From 2008 to the end of the current fiscal year on June 30th, Kansas will have slashed school funding by nearly $700 per student, a decline of more than 12 percent in inflation-adjusted dollars. In Wichita, the state’s largest school district, those cuts came to about $60 million of its $600 million budget, Allison said, and translated into large-scale layoffs; the closure of five schools; the elimination of programs such as driver’s education, art, and music; the curtailment of professional development for teachers; and the deferral of necessary maintenance to school buildings.
“We couldn’t take another year like the last three,” Allison said. When news broke about the surplus, “We thought, ‘Finally, things are going to start getting back to normal.’”
But lawmakers in Kansas had different ideas. In the final days of the legislative session last month, they used the surplus to justify the largest tax cut in the state’s history. Among other changes, the cuts reduce the top rate to 4.9 percent from 6.45 percent, and are projected to cost $3.7 billion over the next five years, converting this year’s surplus into long-term budget deficits that could total $2.5 billion by 2018.

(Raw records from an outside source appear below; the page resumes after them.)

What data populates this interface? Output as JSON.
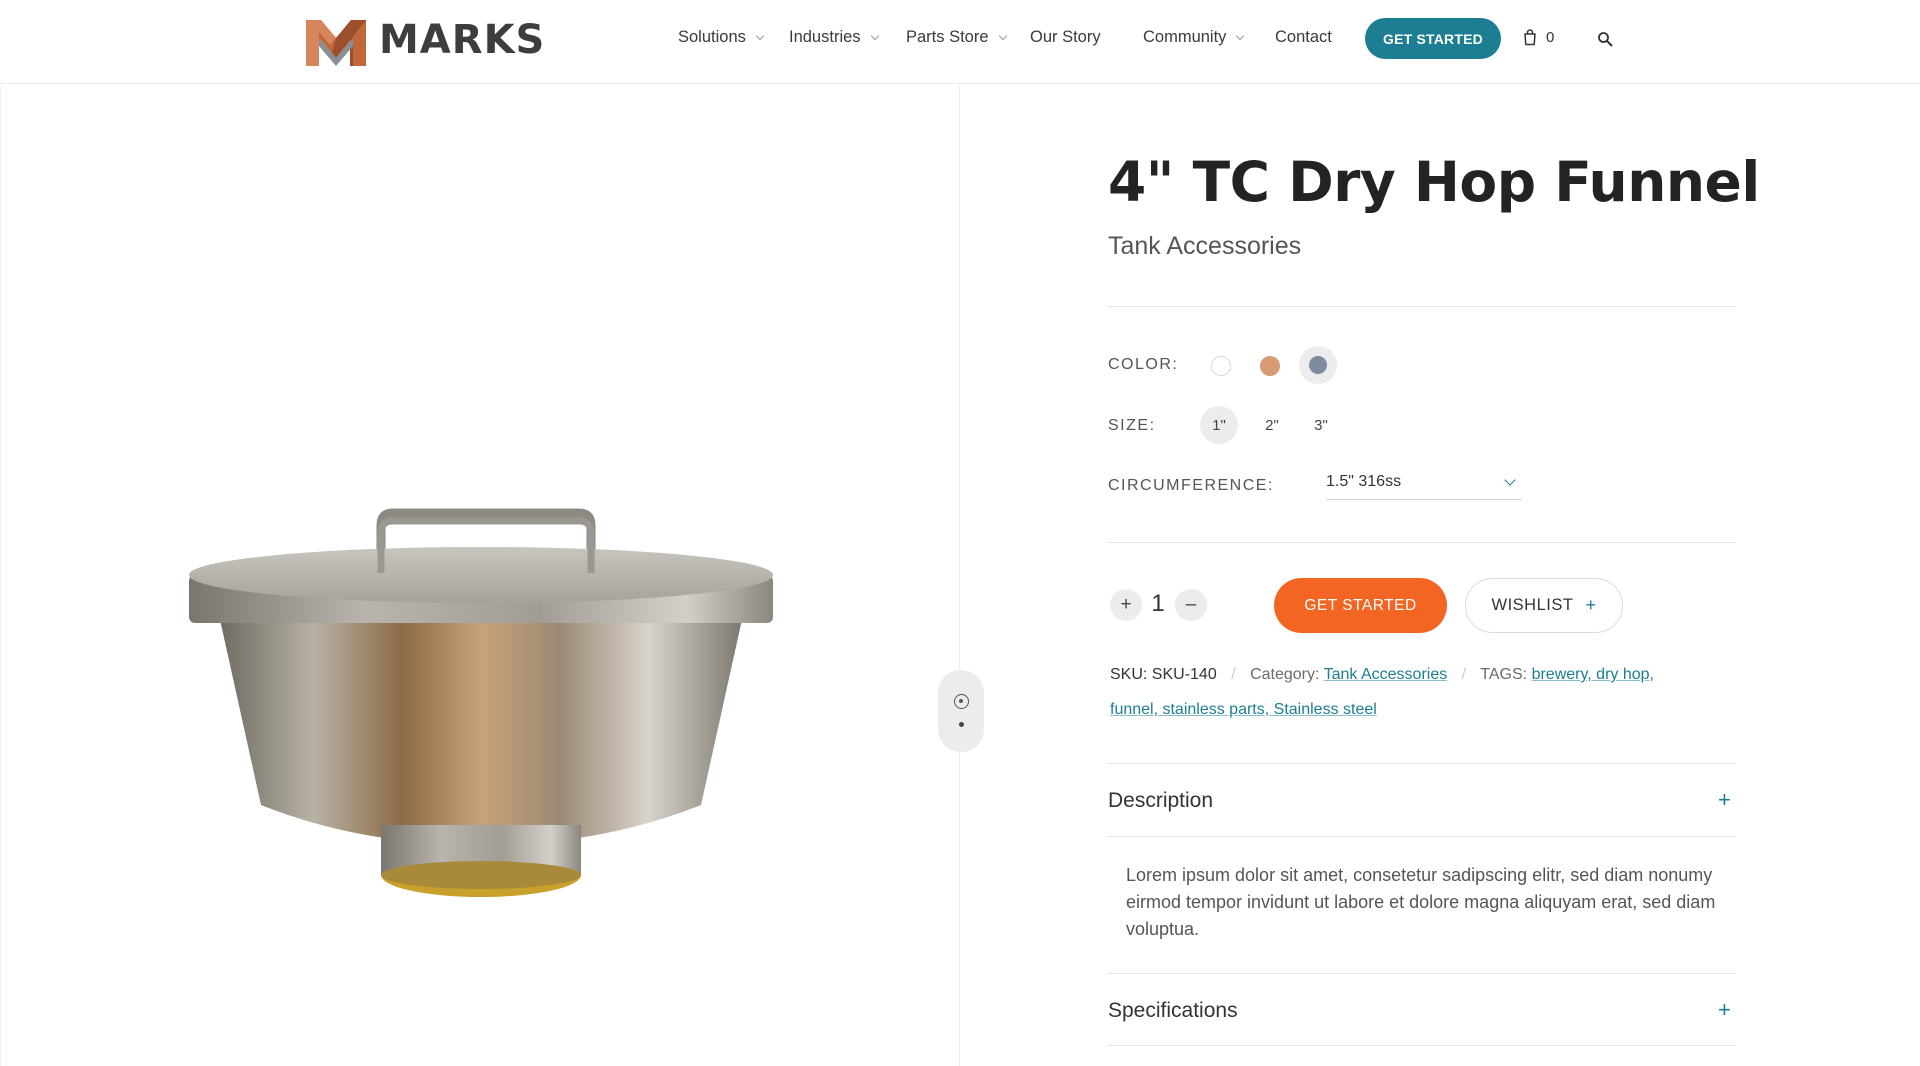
{
  "brand": {
    "name": "MARKS"
  },
  "nav": {
    "items": [
      {
        "label": "Solutions",
        "dropdown": true
      },
      {
        "label": "Industries",
        "dropdown": true
      },
      {
        "label": "Parts Store",
        "dropdown": true
      },
      {
        "label": "Our Story",
        "dropdown": false
      },
      {
        "label": "Community",
        "dropdown": true
      },
      {
        "label": "Contact",
        "dropdown": false
      }
    ],
    "cta_label": "GET STARTED",
    "cart_count": "0"
  },
  "product": {
    "title": "4\" TC Dry Hop Funnel",
    "subtitle": "Tank Accessories",
    "options": {
      "color_label": "COLOR:",
      "colors": [
        "#ffffff",
        "#d89b75",
        "#7d8b9e"
      ],
      "selected_color_index": 2,
      "size_label": "SIZE:",
      "sizes": [
        "1\"",
        "2\"",
        "3\""
      ],
      "selected_size_index": 0,
      "circumference_label": "CIRCUMFERENCE:",
      "circumference_value": "1.5\" 316ss"
    },
    "quantity": "1",
    "qty_plus": "+",
    "qty_minus": "–",
    "primary_label": "GET STARTED",
    "wishlist_label": "WISHLIST",
    "wishlist_plus": "+",
    "meta": {
      "sku_label": "SKU:",
      "sku": "SKU-140",
      "category_label": "Category:",
      "category": "Tank Accessories",
      "tags_label": "TAGS:",
      "tags_line1": "brewery, dry hop,",
      "tags_line2": "funnel, stainless parts, Stainless steel"
    },
    "accordion": [
      {
        "title": "Description",
        "icon": "+",
        "body": "Lorem ipsum dolor sit amet, consetetur sadipscing elitr, sed diam nonumy eirmod tempor invidunt ut labore et dolore magna aliquyam erat, sed diam voluptua."
      },
      {
        "title": "Specifications",
        "icon": "+"
      }
    ]
  },
  "colors": {
    "accent": "#1d7e93",
    "primary_button": "#f26522"
  }
}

Meanwhile, Kansas’s schools will receive a modest increase of $58 per student next year, an amount that Allison said “does not even meet inflation, and is a drop in the bucket compared with the cuts we’ve taken.”
That has left Allison feeling betrayed. “Over and over, we heard from our elected officials that this was the worst recession since the Great Depression, and they had no choice but to cut school funding,” he said. “We were told that once the economy improves, our funding would be restored. But this year, when they did have a choice, a very clear choice, they decided that tax cuts were more important than education.”
Since education funding makes up the largest part of the state budget, Allison expects further cuts in coming years as state revenue falls. “That’s going to mean more layoffs, more schools closed. The kids are going to feel it,” he said. “The light at the end of the tunnel has suddenly disappeared.”
“We have no choice”
When the recession hit, state revenues — made up primarily of sales and income taxes — declined dramatically, prompting deep cuts to state services. In at least 30 states, funding for K-12 education was lower in fiscal year 2012 than in 2008, despite growing student populations. States have also made deep cuts in health care programs and in higher education funding. State aid to local governments has declined, and state and local governments have shed more than 500,000 jobs since the beginning of 2009.
In state after state, politicians justified the large budget cuts on the grounds that the condition of the state budget made it temporarily necessary to reduce services.
For example, when Arizona was facing a budget deficit of more than $2 billion in 2010, state lawmakers closed the budget gap by tightening eligibility requirements for Medicaid — eliminating health insurance for 300,000 people — and by ending a state preschool program and cutting funding from K-12 education.